▶ _Dataset excerpts_
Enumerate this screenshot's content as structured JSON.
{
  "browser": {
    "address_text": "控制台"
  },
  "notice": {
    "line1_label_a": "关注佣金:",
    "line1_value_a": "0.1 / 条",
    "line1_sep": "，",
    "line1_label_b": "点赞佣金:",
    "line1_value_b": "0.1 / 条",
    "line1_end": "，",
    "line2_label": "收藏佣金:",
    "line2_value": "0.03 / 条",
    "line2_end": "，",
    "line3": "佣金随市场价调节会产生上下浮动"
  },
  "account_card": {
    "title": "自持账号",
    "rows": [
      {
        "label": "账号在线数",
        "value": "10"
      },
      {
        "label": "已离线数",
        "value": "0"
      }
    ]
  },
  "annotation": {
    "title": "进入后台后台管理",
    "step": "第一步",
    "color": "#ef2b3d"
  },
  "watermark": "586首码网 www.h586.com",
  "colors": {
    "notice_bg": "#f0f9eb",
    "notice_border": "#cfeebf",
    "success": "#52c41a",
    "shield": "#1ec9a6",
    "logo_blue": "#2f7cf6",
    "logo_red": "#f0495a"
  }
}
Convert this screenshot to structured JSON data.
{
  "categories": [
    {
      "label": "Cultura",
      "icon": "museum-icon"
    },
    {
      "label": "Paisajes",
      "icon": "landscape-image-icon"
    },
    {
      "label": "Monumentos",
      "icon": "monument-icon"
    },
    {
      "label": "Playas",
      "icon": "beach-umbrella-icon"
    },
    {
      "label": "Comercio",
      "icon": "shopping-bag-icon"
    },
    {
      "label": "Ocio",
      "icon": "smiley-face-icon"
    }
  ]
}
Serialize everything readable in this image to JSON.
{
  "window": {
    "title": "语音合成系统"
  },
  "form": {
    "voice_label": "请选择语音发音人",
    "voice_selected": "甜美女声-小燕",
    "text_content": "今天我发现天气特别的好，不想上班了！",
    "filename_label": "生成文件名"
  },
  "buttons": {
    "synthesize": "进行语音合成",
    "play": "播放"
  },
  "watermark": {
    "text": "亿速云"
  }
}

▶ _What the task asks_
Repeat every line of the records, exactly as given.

▶ _Task answer_
Enumerate this screenshot's content as structured JSON.
{
  "browser": {
    "address_text": "控制台"
  },
  "notice": {
    "line1_label_a": "关注佣金:",
    "line1_value_a": "0.1 / 条",
    "line1_sep": "，",
    "line1_label_b": "点赞佣金:",
    "line1_value_b": "0.1 / 条",
    "line1_end": "，",
    "line2_label": "收藏佣金:",
    "line2_value": "0.03 / 条",
    "line2_end": "，",
    "line3": "佣金随市场价调节会产生上下浮动"
  },
  "account_card": {
    "title": "自持账号",
    "rows": [
      {
        "label": "账号在线数",
        "value": "10"
      },
      {
        "label": "已离线数",
        "value": "0"
      }
    ]
  },
  "annotation": {
    "title": "进入后台后台管理",
    "step": "第一步",
    "color": "#ef2b3d"
  },
  "watermark": "586首码网 www.h586.com",
  "colors": {
    "notice_bg": "#f0f9eb",
    "notice_border": "#cfeebf",
    "success": "#52c41a",
    "shield": "#1ec9a6",
    "logo_blue": "#2f7cf6",
    "logo_red": "#f0495a"
  }
}
Convert this screenshot to structured JSON data.
{
  "categories": [
    {
      "label": "Cultura",
      "icon": "museum-icon"
    },
    {
      "label": "Paisajes",
      "icon": "landscape-image-icon"
    },
    {
      "label": "Monumentos",
      "icon": "monument-icon"
    },
    {
      "label": "Playas",
      "icon": "beach-umbrella-icon"
    },
    {
      "label": "Comercio",
      "icon": "shopping-bag-icon"
    },
    {
      "label": "Ocio",
      "icon": "smiley-face-icon"
    }
  ]
}
Serialize everything readable in this image to JSON.
{
  "window": {
    "title": "语音合成系统"
  },
  "form": {
    "voice_label": "请选择语音发音人",
    "voice_selected": "甜美女声-小燕",
    "text_content": "今天我发现天气特别的好，不想上班了！",
    "filename_label": "生成文件名"
  },
  "buttons": {
    "synthesize": "进行语音合成",
    "play": "播放"
  },
  "watermark": {
    "text": "亿速云"
  }
}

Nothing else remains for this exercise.